Publisher Elsevier stops UC’s access to new articles

Berkeley’s University Library was a key player in negotiations with Elsevi
Berkeley’s University Library was a key player in negotiations with Elsevier. (Photo by J. Pierre Carrillo for the University Library)

Starting today (Wednesday, July 10), Elsevier, the world’s largest provider of scientific, technical and medical information, has shut off the University of California’s direct access to new articles. Its 2,500-journal portfolio includes such highly-regarded publications as The Lancet and Cell.

But with the UC Berkeley Library’s help, researchers can still access articles from Elsevier journals in other ways.

Last summer, UC began negotiating with Elsevier over its subscription contract with the publishing giant. The university’s goal was to tamp down costs and to provide default open access publishing of UC research. The desired outcome was that, unless the author requested otherwise, the results of publicly-funded UC research would be made public - free and accessible to everyone.

But in February, UC announced it had ended talks with Elsevier , as the publishing giant and UC were far apart on key issues. The UC’s decision to terminate subscriptions with Elsevier was hailed far and wide as a big win in the movement toward open access. However, it also made a shutoff imminent.

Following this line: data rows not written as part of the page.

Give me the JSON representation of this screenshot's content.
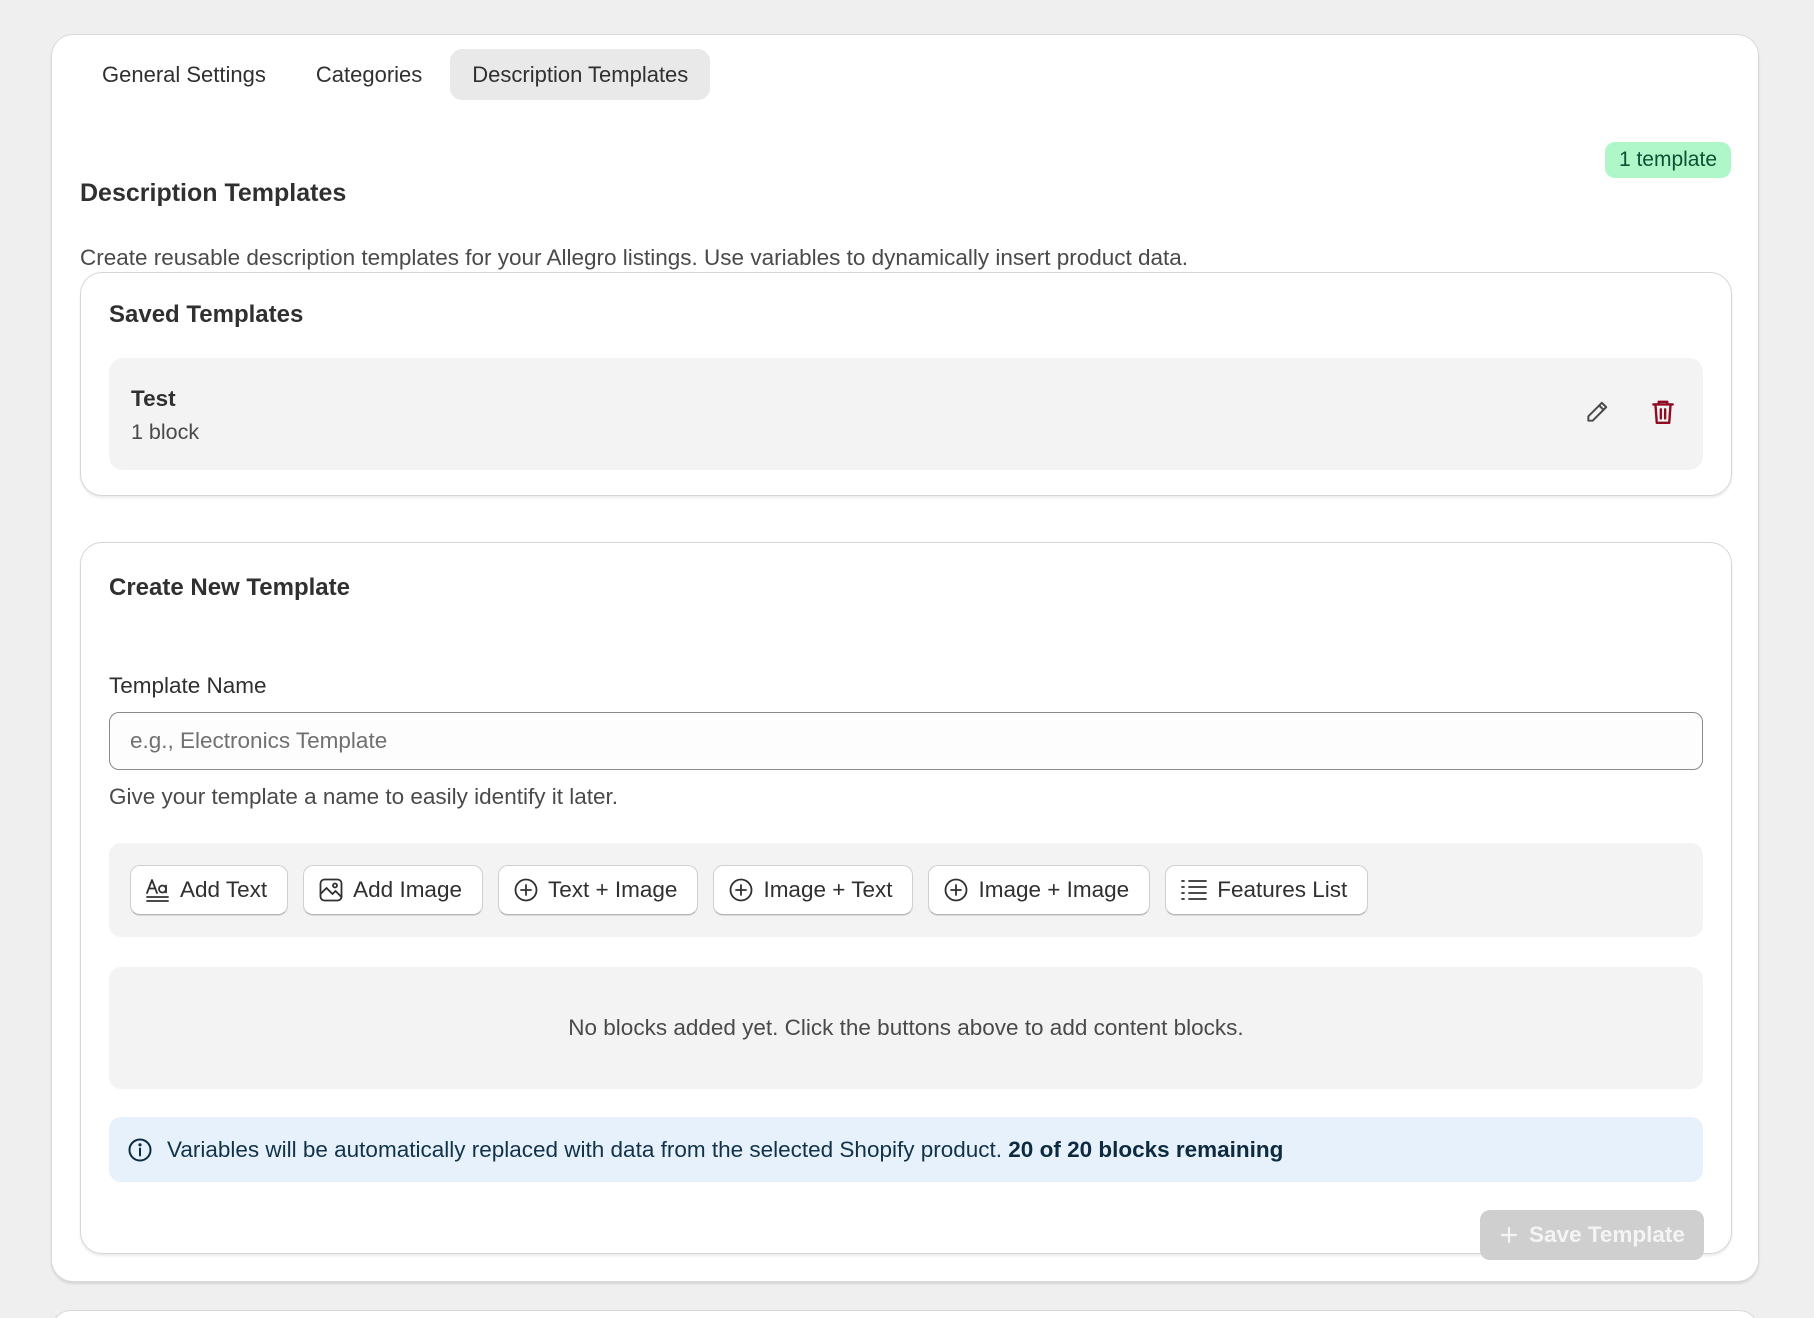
{
  "tabs": [
    {
      "label": "General Settings",
      "active": false
    },
    {
      "label": "Categories",
      "active": false
    },
    {
      "label": "Description Templates",
      "active": true
    }
  ],
  "section": {
    "title": "Description Templates",
    "badge": "1 template",
    "description": "Create reusable description templates for your Allegro listings. Use variables to dynamically insert product data."
  },
  "saved": {
    "title": "Saved Templates",
    "templates": [
      {
        "name": "Test",
        "meta": "1 block"
      }
    ]
  },
  "create": {
    "title": "Create New Template",
    "name_label": "Template Name",
    "name_value": "",
    "name_placeholder": "e.g., Electronics Template",
    "name_help": "Give your template a name to easily identify it later.",
    "block_buttons": [
      {
        "label": "Add Text",
        "icon": "text-format-icon"
      },
      {
        "label": "Add Image",
        "icon": "image-icon"
      },
      {
        "label": "Text + Image",
        "icon": "plus-circle-icon"
      },
      {
        "label": "Image + Text",
        "icon": "plus-circle-icon"
      },
      {
        "label": "Image + Image",
        "icon": "plus-circle-icon"
      },
      {
        "label": "Features List",
        "icon": "list-icon"
      }
    ],
    "empty_text": "No blocks added yet. Click the buttons above to add content blocks.",
    "info_text": "Variables will be automatically replaced with data from the selected Shopify product.",
    "info_strong": "20 of 20 blocks remaining",
    "save_label": "Save Template"
  },
  "colors": {
    "badge_bg": "#aff6c9",
    "badge_text": "#0c5132",
    "delete_icon": "#8e0b21",
    "info_bg": "#e6f1fb",
    "save_disabled_bg": "#cfcfcf"
  }
}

Fortunately, the UC Berkeley Library has developed a plan to help connect researchers with the materials they need, even while direct access to new articles is suspended. A special web page includes a graphic and a video that explain how to access Elsevier articles.

"The library’s mission has always been to provide access to the world’s knowledge," says UC Berkeley Librarian Jeffrey MacKie-Mason. "No publisher - no matter how big - will stand in the way of that."